Sometimes progress depends on states going their own way.
In our sharply divided political landscape, we are bombarded by calls for unity. Usually when one side is trying to make the case for everyone to go along with its point of view. National unity can yield great things, but Zocalo commentator Joe Mathews says it can also impede progress, especially on social issues. Because one thing history has taught us is that the federal government is often a lousy guardian of Americans’ rights.
Read Mathews’ column below:
Do you trust your state officials more than feds or dream of California independence?
Then you’re a traditional American patriot.
Or do you cling to hopes of national unity and compromise to preserve our union?
Then you’re part of the problem.
The frightening 2020 election is disrupting how we think about America and California’s place in it—and thank goodness for that. Perhaps now, Americans might see national unity as a dangerous pursuit, and embrace our divisions in service of building a better future.
This powerful argument fuels two smart new books. One is an American history, Break It Up: Secession, Division, and the Secret History of America’s Imperfect Union by The Nation writer Richard Kreitner. The other is a California-inspired analysis of the present and future, Citizenship Reimagined: A New Framework for States’ Rights in the United States, by Arizona State University political scientist Allan Colbern and UC Riverside Center for Social Innovation director S. Karthick Ramakrishnan.
The two books share a crucial insight: that the federal government is not a reliable protector of Americans’ rights. Indeed when Americans unify and compromise, we often do awful things—enshrining slavery in the Constitution, launching Jim Crow, incarcerating minorities , and starting wars. Instead, actual progress often results from states going their own way, from fighting slavery to expanding suffrage.
The good news is that Americans aren’t often cursed with national unity. Division is our natural state, as befits a country that venerates its founding divorce filing, the Declaration of Independence. “Secession is the only kind of revolution we Americans have ever known and the only kind we’re ever likely to see,” Kreitner writes.
Kreitner shows how breaking up the country has been sought by every region, across every era. From the Civil War to civil rights, division and conflict—“one of our only truly national ideas,” he writes—have inspired big changes. “Disunion startles a man to thought,” said the 19th-century abolitionist William Lloyd Garrison, who believed the North should leave a Union compromised by slavery. “[Disunion] takes a lazy abolitionist by the throat, and thunders in his ear, ‘Thou are the slaveholder!’”
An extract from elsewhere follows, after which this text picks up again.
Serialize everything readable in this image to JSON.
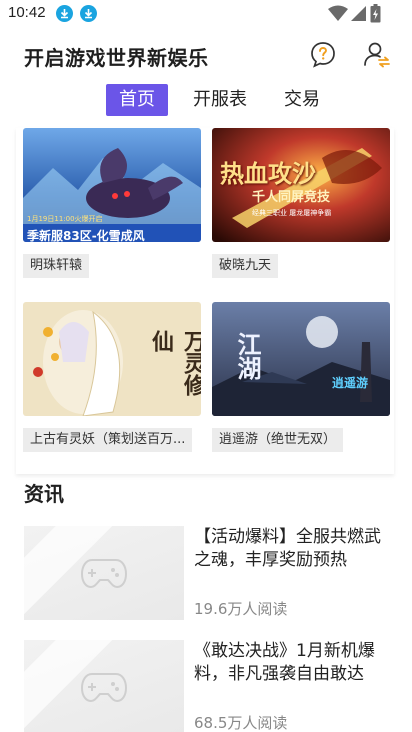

How to use division to better America is a subject of Colbern and Ramakrishnan’s book. These two scholars argue that, to counter toxic federal regimes and expand rights, states should exercise powers that we typically think of as federal.
They call this approach “progressive state citizenship” and cite 21st century California and its many laws to expand the rights of undocumented residents, as a model. But they also note that California, in previous decades, eroded rights for immigrants and minorities. To prevent such regressions, the authors argue that the nation needs robust enforcement of the 14th Amendment, to ensure a “federal floor” of rights.
“Progressive state governments can provide rights and protections to citizens and noncitizens that exceed the federal floor, temporarily anchoring the country to progressive values and ideals during times of restrictive national regimes,” Colbern and Ramakrishnan write.
The pandemic, with the federal government’s failure forcing states to step up, may accelerate state leadership, the authors suggest. And any post-election conflict may also hold possibilities for the states.
Going forward, the country doesn’t need more compromise to preserve false unity, but rather an honest accounting of the costs and benefits of keeping the national marriage together. Breaking up the country might prove the least divisive way to make American life more just.
“If the day should ever come… when the affections of the people of these states shall be alienated from each other, when the fraternal spirit shall give away to cold indifference or collisions of interest shall fester into hatred,” John Quincy Adams said, as quoted by Kreitner, “far better will it be for the people of the disunited states to part in friendship from each other, than to be held together by constraint.”
Joe Mathews writes the Connecting California column for Zócalo Public Square. Authors of books mentioned here will appear at an online Zócalo event Thursday, Oct. 22, at 1p.